(Credit: Barry Halkin)

Photo of a building on the coast with scaffolding around it holding solar panels on either side of the roof.

Hawaii Gateway Energy Center, Kailua-Kona, Hawaii
This visitor complex is designed as a thermal chimney, capturing heat and creating air movement using only building form and thermodynamic principles. A PV system provides all of the energy needed to run seawater pumps, lights, and other electrical equipment.
(Credit: Franzen Photography)

Photo of a boxy, two-story home lit up at dusk. The home features large windows and several balconies.

Z6 House, Santa Monica, California.
This single-family residence has no forced-air heating or cooling. The home has a passive cooling strategy that uses cross-ventilation and a thermal chimney. A 2.4-kW PV array is designed to provide up to 75% of the home's energy needs.
(Credit: CJ Berg Photographics/Sunshine Divis Photography)

Photo of a wooden, home-like building that is used for lab and office space. The building has a tall chimney on one side and large glass panels that open like garage doors.

Global Ecology Research Center, Stanford, California.
This building at Stanford University is an extremely low-energy laboratory and office building for the Carnegie Institution of Washington. Proper orientation, exceptional daylighting, sunshading, and natural ventilation set the stage for innovative mechanical systems.
(Credit: Peter Aaron/Esto Photographics)

Solar Decathlon 2007

The American Institute of Architects

The American Institute of Architects (AIA), a proud sponsor of the Solar Decathlon since its inception, is honored to support academic teams representing universities from around the world as they design and build innovative applications of solar power.

Creative problem solving is something the AIA and its 80,000 members know very well. For 150 years, AIA members have worked with each other and their communities to create more valuable, healthy, secure, and sustainable buildings and cityscapes.

The AIA seeks to dramatically increase the number of high-performance buildings constructed in the coming decades. Buildings account for an estimated 48% of all greenhouse emissions—compared to 27% for transportation. Seventy-six percent of all electricity generated by power plants goes toward operating buildings.

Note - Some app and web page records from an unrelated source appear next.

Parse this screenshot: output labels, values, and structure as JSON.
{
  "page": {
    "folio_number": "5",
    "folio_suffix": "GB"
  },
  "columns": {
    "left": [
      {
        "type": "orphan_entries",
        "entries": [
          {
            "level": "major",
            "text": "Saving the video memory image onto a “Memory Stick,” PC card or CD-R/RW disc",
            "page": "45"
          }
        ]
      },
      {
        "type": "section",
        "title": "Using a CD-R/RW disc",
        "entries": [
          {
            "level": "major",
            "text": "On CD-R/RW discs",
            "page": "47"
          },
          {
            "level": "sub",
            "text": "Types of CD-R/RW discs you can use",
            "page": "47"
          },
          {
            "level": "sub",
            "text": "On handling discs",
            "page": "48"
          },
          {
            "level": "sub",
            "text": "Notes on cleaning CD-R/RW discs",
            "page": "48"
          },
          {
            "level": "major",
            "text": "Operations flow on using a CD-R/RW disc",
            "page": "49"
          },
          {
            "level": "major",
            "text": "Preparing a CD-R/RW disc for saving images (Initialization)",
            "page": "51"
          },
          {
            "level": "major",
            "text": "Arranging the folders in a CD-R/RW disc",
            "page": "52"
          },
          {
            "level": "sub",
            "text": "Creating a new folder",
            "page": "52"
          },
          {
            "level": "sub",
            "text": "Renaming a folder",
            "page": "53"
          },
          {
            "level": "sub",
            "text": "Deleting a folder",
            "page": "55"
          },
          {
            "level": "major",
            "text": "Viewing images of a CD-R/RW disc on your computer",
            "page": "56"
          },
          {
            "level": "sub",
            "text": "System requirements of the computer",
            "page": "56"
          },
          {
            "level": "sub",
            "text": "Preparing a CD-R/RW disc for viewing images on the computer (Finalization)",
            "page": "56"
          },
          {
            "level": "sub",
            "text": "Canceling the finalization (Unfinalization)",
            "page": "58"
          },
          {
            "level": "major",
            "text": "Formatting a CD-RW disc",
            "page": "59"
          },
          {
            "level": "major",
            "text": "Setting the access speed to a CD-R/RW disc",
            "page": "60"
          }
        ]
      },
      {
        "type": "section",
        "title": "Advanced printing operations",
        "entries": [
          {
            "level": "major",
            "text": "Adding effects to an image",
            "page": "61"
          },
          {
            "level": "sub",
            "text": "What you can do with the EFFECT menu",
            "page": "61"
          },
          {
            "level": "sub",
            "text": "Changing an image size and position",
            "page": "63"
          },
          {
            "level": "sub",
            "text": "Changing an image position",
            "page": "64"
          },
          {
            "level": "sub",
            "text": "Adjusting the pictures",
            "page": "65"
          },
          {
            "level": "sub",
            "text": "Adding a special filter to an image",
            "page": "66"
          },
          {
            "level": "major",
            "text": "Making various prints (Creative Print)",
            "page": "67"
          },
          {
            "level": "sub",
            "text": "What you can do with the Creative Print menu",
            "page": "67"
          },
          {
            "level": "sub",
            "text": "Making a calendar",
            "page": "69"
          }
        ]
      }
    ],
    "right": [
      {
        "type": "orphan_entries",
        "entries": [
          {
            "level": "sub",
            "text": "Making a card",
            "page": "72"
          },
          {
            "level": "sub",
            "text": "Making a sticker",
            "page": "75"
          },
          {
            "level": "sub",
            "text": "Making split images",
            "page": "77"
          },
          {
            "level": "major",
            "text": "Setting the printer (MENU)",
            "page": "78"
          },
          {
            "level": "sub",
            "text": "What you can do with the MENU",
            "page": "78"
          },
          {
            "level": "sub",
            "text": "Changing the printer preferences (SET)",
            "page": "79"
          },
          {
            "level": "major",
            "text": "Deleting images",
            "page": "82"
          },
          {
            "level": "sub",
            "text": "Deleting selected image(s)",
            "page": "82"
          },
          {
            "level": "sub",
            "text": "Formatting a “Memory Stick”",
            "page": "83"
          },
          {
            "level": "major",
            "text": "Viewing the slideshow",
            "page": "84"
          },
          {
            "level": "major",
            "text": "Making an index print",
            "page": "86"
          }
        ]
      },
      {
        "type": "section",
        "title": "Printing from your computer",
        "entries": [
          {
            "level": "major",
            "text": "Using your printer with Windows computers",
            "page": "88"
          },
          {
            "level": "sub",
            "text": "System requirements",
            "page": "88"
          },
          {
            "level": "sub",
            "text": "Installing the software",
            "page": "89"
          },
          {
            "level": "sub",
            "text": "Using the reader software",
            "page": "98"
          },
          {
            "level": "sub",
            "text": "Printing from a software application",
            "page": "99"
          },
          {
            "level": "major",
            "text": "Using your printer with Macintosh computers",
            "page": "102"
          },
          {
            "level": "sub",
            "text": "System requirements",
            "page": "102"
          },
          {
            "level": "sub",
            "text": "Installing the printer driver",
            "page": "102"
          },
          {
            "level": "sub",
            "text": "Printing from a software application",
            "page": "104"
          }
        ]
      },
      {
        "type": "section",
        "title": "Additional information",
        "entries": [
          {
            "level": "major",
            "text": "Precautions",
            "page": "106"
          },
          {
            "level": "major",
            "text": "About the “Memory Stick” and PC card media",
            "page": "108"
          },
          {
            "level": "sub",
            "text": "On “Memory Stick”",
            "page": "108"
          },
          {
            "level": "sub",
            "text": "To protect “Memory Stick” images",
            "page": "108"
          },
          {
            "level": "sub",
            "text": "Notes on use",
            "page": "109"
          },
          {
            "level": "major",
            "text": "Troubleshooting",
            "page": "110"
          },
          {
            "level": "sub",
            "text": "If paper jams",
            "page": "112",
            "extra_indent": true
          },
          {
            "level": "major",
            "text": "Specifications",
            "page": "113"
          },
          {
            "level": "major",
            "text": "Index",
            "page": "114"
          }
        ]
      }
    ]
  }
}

We believe architects are uniquely positioned to have a profound impact on energy usage. The AIA has adopted a position statement calling for the immediate energy reduction of all new and renovated buildings to one-half the national average for that building type, with increased reductions of 10% every five years. By 2035, it is our goal that all buildings designed will be carbon neutral, meaning they will use no fossil fuel energy.

Through our partnership with the U.S. Department of Energy and its Solar Decathlon program, we seek to demonstrate not just the critical connection between building design and energy conservation, but also to take one hopeful step in ensuring a lasting legacy for future generations.

The AIA/COTE (Committee on the Environment) Green Projects Awards recognize projects that address environmental challenges with designs that integrate architecture, technology, and natural systems. Some recipients of the 2007 honors are shown in the photos to the right.